Eventually, I realized I needed more time for self-development, so I left the delivery position to focus on scaling my department. Leadership was my true calling, and I’ve never second-guessed my decision.

What’s been your greatest achievement during your time at Vention?

The last three years have been extremely challenging for the industry. First the pandemic, then political unrest in Eastern Europe, now a lowkey recession — still, our global teams showed incredible resilience in scaling Vention's market reach and value proposition, even amidst uncertainty. And I’m beyond proud to have played a part in this success, as my department has always shown sustainable economic KPIs.

And that was possible largely because my core focus has always been on building a team of true trailblazers who drive the company forward. My department includes the company’s first scrum master, business analyst, and Javascript QA automation specialist, all of whom made essential contributions to Vention's business achievements.

Has the tech industry changed for women since you started your career?

The number of female engineers has drastically increased over the last 15 years. Society normalized the idea of women in tech, ultimately challenging the IT industry's age-old image as a male-dominated field.

The number of women in middle-management positions in tech has increased, too. But when it comes to senior and top management positions, it's more common for women to hold leadership positions like head of HR, PR, accounting, or marketing — areas that have traditionally had higher levels of female representation. Women still struggle to break the glass ceiling to get C-level positions, and it may take another generation to see the change.

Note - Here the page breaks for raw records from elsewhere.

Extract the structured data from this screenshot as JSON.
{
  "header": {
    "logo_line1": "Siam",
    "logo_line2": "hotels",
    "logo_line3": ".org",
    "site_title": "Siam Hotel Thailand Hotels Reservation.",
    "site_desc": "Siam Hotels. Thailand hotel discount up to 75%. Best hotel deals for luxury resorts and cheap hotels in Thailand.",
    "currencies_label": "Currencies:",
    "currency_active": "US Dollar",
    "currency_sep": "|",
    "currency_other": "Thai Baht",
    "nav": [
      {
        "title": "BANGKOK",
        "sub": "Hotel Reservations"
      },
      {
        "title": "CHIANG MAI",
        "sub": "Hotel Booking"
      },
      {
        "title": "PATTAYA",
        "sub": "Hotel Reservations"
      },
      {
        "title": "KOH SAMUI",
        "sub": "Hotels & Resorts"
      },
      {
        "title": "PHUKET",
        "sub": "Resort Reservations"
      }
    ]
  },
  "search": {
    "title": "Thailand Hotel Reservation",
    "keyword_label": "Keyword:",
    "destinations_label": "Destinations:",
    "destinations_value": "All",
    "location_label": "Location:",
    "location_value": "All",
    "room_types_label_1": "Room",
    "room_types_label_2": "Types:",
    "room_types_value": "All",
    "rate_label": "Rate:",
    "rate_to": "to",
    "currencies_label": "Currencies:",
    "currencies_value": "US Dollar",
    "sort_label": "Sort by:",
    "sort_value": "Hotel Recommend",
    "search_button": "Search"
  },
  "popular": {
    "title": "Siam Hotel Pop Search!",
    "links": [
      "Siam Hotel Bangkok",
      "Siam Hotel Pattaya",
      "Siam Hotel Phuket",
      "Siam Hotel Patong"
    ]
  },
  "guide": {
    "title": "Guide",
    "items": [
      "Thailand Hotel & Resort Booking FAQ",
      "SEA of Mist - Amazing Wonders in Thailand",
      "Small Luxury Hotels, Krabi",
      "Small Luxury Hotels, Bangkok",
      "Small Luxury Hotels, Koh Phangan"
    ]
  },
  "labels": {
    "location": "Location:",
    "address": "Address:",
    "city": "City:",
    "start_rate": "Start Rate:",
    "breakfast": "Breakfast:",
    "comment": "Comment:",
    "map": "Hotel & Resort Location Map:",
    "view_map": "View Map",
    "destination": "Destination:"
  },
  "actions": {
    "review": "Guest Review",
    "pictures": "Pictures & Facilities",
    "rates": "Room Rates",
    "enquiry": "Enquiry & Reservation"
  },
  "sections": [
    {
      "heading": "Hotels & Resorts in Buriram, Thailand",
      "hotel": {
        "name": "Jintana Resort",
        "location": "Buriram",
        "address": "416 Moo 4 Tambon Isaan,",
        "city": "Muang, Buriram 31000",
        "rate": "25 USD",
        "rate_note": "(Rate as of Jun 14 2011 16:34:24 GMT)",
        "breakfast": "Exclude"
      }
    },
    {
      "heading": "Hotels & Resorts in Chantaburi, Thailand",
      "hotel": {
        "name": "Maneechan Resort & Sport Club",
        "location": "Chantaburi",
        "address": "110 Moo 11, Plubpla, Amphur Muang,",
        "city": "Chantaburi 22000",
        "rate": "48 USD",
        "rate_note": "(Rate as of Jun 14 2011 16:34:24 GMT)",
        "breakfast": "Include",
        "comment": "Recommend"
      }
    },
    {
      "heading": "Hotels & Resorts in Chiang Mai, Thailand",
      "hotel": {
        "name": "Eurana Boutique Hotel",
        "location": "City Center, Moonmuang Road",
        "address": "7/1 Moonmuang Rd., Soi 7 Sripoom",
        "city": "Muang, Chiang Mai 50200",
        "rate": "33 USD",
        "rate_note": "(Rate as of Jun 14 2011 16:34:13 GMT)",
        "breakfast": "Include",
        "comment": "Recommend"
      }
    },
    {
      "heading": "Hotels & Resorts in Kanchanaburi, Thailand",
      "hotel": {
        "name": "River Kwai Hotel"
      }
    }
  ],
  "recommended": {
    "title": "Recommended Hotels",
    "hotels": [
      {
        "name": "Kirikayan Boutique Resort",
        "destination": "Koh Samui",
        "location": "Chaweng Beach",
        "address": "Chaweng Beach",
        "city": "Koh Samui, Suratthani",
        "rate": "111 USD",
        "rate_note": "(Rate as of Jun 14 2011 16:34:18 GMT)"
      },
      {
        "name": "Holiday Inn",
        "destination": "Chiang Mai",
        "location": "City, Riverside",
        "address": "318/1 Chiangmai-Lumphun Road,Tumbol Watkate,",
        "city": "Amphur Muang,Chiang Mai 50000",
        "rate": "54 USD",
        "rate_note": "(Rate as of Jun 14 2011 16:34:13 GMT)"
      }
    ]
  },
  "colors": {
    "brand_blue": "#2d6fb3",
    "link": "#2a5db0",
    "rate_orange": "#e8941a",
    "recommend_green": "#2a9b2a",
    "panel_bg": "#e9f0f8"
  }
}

If not tech, what other career path would you choose?

Music is one of my biggest passions. During my school years, I obtained a piano diploma, and at the moment, I’m taking classes of academic vocals. It’s just a hobby for me, but I’d love to pursue it more seriously in the future.

Once I retire from IT, I plan to become more involved in charity work. My biggest dream is to open a sanctuary for Pomeranians. I firmly believe that all animals should be treated humanely, and I encourage everyone to support nonprofits, shelters, and voluntary organizations that help homeless cats and dogs.

What advice would you give to other women considering a career in IT?

Remember: Working in an industry that doesn't align with your passions and interests isn’t working. Choose a job you love — and you’ll still have to work (duh), but it won’t feel like a burden.

Tech isn’t just about good salaries; it’s also about hard work and dedication. With a deep understanding of what drives you and what you’re best at, you'll be able to learn, grow, and succeed faster and more easily.